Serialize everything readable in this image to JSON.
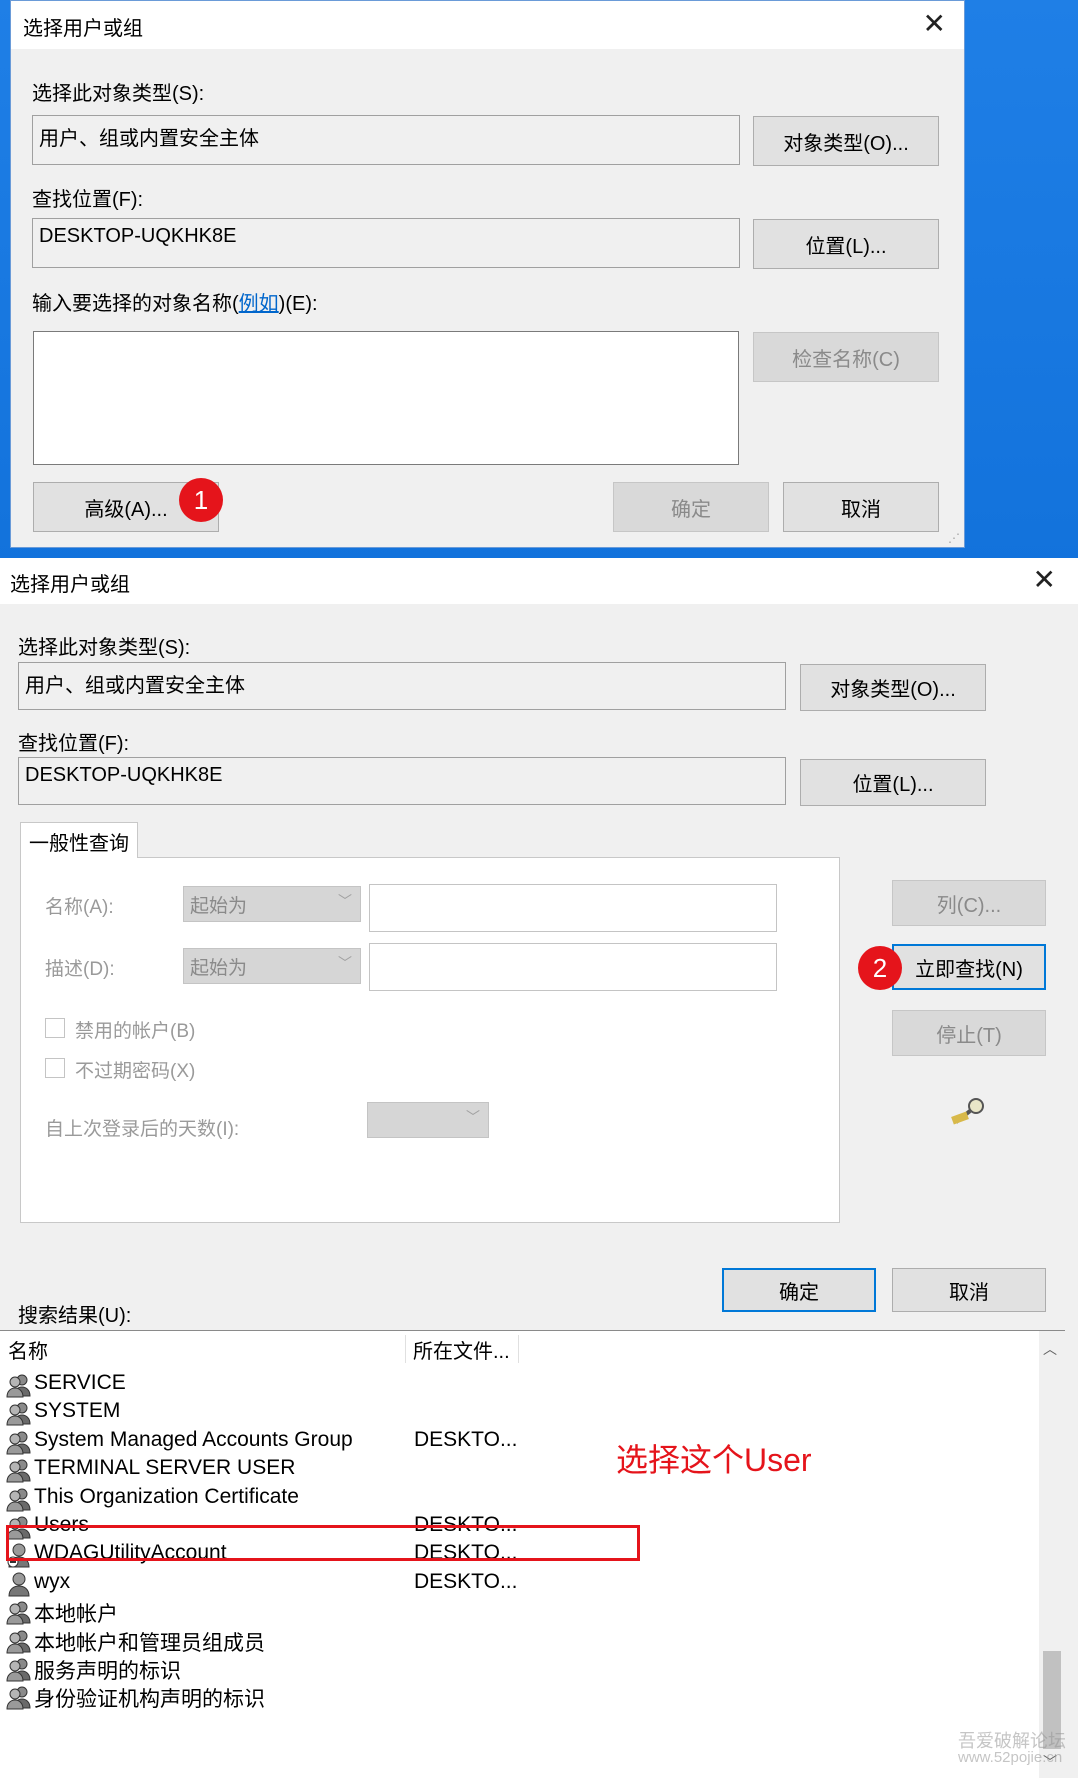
{
  "dialog1": {
    "title": "选择用户或组",
    "object_types_label": "选择此对象类型(S):",
    "object_types_value": "用户、组或内置安全主体",
    "object_types_button": "对象类型(O)...",
    "location_label": "查找位置(F):",
    "location_value": "DESKTOP-UQKHK8E",
    "location_button": "位置(L)...",
    "enter_names_prefix": "输入要选择的对象名称(",
    "enter_names_link": "例如",
    "enter_names_suffix": ")(E):",
    "check_names_button": "检查名称(C)",
    "advanced_button": "高级(A)...",
    "ok_button": "确定",
    "cancel_button": "取消",
    "badge": "1"
  },
  "dialog2": {
    "title": "选择用户或组",
    "object_types_label": "选择此对象类型(S):",
    "object_types_value": "用户、组或内置安全主体",
    "object_types_button": "对象类型(O)...",
    "location_label": "查找位置(F):",
    "location_value": "DESKTOP-UQKHK8E",
    "location_button": "位置(L)...",
    "tab_label": "一般性查询",
    "name_label": "名称(A):",
    "name_combo": "起始为",
    "desc_label": "描述(D):",
    "desc_combo": "起始为",
    "disabled_accounts": "禁用的帐户(B)",
    "non_expiring": "不过期密码(X)",
    "days_since_logon": "自上次登录后的天数(I):",
    "columns_button": "列(C)...",
    "find_now_button": "立即查找(N)",
    "stop_button": "停止(T)",
    "ok_button": "确定",
    "cancel_button": "取消",
    "search_results_label": "搜索结果(U):",
    "badge": "2"
  },
  "results": {
    "columns": [
      "名称",
      "所在文件..."
    ],
    "rows": [
      {
        "name": "SERVICE",
        "folder": "",
        "icon": "group-icon"
      },
      {
        "name": "SYSTEM",
        "folder": "",
        "icon": "group-icon"
      },
      {
        "name": "System Managed Accounts Group",
        "folder": "DESKTO...",
        "icon": "group-icon"
      },
      {
        "name": "TERMINAL SERVER USER",
        "folder": "",
        "icon": "group-icon"
      },
      {
        "name": "This Organization Certificate",
        "folder": "",
        "icon": "group-icon"
      },
      {
        "name": "Users",
        "folder": "DESKTO...",
        "icon": "group-icon"
      },
      {
        "name": "WDAGUtilityAccount",
        "folder": "DESKTO...",
        "icon": "disabled-user-icon"
      },
      {
        "name": "wyx",
        "folder": "DESKTO...",
        "icon": "user-icon"
      },
      {
        "name": "本地帐户",
        "folder": "",
        "icon": "group-icon"
      },
      {
        "name": "本地帐户和管理员组成员",
        "folder": "",
        "icon": "group-icon"
      },
      {
        "name": "服务声明的标识",
        "folder": "",
        "icon": "group-icon"
      },
      {
        "name": "身份验证机构声明的标识",
        "folder": "",
        "icon": "group-icon"
      }
    ]
  },
  "annotation": {
    "text": "选择这个User",
    "color": "#e5141b"
  },
  "watermark": {
    "line1": "吾爱破解论坛",
    "line2": "www.52pojie.cn"
  }
}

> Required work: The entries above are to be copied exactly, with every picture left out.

> Result for this task:
Serialize everything readable in this image to JSON.
{
  "dialog1": {
    "title": "选择用户或组",
    "object_types_label": "选择此对象类型(S):",
    "object_types_value": "用户、组或内置安全主体",
    "object_types_button": "对象类型(O)...",
    "location_label": "查找位置(F):",
    "location_value": "DESKTOP-UQKHK8E",
    "location_button": "位置(L)...",
    "enter_names_prefix": "输入要选择的对象名称(",
    "enter_names_link": "例如",
    "enter_names_suffix": ")(E):",
    "check_names_button": "检查名称(C)",
    "advanced_button": "高级(A)...",
    "ok_button": "确定",
    "cancel_button": "取消",
    "badge": "1"
  },
  "dialog2": {
    "title": "选择用户或组",
    "object_types_label": "选择此对象类型(S):",
    "object_types_value": "用户、组或内置安全主体",
    "object_types_button": "对象类型(O)...",
    "location_label": "查找位置(F):",
    "location_value": "DESKTOP-UQKHK8E",
    "location_button": "位置(L)...",
    "tab_label": "一般性查询",
    "name_label": "名称(A):",
    "name_combo": "起始为",
    "desc_label": "描述(D):",
    "desc_combo": "起始为",
    "disabled_accounts": "禁用的帐户(B)",
    "non_expiring": "不过期密码(X)",
    "days_since_logon": "自上次登录后的天数(I):",
    "columns_button": "列(C)...",
    "find_now_button": "立即查找(N)",
    "stop_button": "停止(T)",
    "ok_button": "确定",
    "cancel_button": "取消",
    "search_results_label": "搜索结果(U):",
    "badge": "2"
  },
  "results": {
    "columns": [
      "名称",
      "所在文件..."
    ],
    "rows": [
      {
        "name": "SERVICE",
        "folder": "",
        "icon": "group-icon"
      },
      {
        "name": "SYSTEM",
        "folder": "",
        "icon": "group-icon"
      },
      {
        "name": "System Managed Accounts Group",
        "folder": "DESKTO...",
        "icon": "group-icon"
      },
      {
        "name": "TERMINAL SERVER USER",
        "folder": "",
        "icon": "group-icon"
      },
      {
        "name": "This Organization Certificate",
        "folder": "",
        "icon": "group-icon"
      },
      {
        "name": "Users",
        "folder": "DESKTO...",
        "icon": "group-icon"
      },
      {
        "name": "WDAGUtilityAccount",
        "folder": "DESKTO...",
        "icon": "disabled-user-icon"
      },
      {
        "name": "wyx",
        "folder": "DESKTO...",
        "icon": "user-icon"
      },
      {
        "name": "本地帐户",
        "folder": "",
        "icon": "group-icon"
      },
      {
        "name": "本地帐户和管理员组成员",
        "folder": "",
        "icon": "group-icon"
      },
      {
        "name": "服务声明的标识",
        "folder": "",
        "icon": "group-icon"
      },
      {
        "name": "身份验证机构声明的标识",
        "folder": "",
        "icon": "group-icon"
      }
    ]
  },
  "annotation": {
    "text": "选择这个User",
    "color": "#e5141b"
  },
  "watermark": {
    "line1": "吾爱破解论坛",
    "line2": "www.52pojie.cn"
  }
}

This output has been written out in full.